She has seen houses ripped from their foundations, elderly people evacuated from their homes without their medications and rescue dogs whose feet were burned in the rubble of the World Trade Center.
TOP STORY - Homecoming panels reflect on University's past
Alumni who earned their degrees during the late 1960s recently reflected on what was a unique period in the history of Harpur College. At panel discussions during Homecoming, graduates and retired professors talked about Harpur's past and present as well as the activism of its students.
When panelist Alex Huppe '69 attended Harpur, the college was enduring two transitions: a shift to a trimester schedule and the addition of graduate programs.
"There was a fear of what bigness and graduate programs would mean to Harpur College," said Huppe, son of the late Prof. Bernard F. Huppe. "With the introduction of trimesters, there was a speed-up. Harpur became more factory-like."
"It was really kind of exhausting," said Gerald Kadish, distinguished teaching professor of history. "If you had the stamina to teach four straight trimesters without a break, you got two trimesters off with pay."
During those fast-paced years of the trimester experiment, there wasn't much student activism; however, the campus culture changed after Ohio national guardsmen fatally shot several students at Kent State University in May 1970.
"That's what really ended the indifference on campus," said Ivan Charner '70. "Lots of colleges closed at that time. We didn't do that. We refocused on education."
David Hagerbaumer, director of campus life, said the spirit of activism has changed but is still alive in the students of today.

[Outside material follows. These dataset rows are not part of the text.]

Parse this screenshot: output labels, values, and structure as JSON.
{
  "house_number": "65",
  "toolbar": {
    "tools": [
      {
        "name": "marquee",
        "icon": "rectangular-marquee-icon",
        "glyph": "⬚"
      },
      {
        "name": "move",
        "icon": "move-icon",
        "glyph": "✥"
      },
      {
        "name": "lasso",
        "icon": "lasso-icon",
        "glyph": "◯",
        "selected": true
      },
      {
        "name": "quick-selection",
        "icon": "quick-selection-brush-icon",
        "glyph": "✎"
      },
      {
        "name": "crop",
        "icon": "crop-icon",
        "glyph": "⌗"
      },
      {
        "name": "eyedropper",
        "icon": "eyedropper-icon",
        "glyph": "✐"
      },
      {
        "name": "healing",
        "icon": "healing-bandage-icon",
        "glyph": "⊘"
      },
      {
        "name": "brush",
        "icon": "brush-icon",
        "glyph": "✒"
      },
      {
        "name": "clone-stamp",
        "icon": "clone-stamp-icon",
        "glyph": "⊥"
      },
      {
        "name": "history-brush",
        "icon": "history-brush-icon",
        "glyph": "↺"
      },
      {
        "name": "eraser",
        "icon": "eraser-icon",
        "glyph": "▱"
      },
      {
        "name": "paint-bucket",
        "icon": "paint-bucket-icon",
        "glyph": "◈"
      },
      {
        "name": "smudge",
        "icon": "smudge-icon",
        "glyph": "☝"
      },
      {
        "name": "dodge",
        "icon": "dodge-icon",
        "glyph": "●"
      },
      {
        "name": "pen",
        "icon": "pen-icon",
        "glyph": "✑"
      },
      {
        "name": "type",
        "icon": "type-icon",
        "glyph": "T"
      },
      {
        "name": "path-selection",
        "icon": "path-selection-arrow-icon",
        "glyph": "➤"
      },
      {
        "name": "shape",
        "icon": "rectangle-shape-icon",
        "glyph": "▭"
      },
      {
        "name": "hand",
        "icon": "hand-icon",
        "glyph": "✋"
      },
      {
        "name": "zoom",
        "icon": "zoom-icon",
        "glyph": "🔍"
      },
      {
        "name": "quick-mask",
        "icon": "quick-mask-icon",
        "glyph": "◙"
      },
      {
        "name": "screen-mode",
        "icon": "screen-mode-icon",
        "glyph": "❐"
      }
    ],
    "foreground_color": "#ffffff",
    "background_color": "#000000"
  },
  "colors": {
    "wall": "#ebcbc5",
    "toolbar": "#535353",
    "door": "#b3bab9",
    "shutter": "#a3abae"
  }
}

"We had one of the largest Relay for Life events in the country," he said. "Student volunteerism has reached a level I would've never imagined. It's a new kind of activism."
Professors Carrol Coates, Melvyn Dubofsky, Gerald Kadish, Augie Mueller, Francis Newman and Anthony Preus also participated in the "Harpur College: Then and Now" discussion.
Last Updated: 11/12/13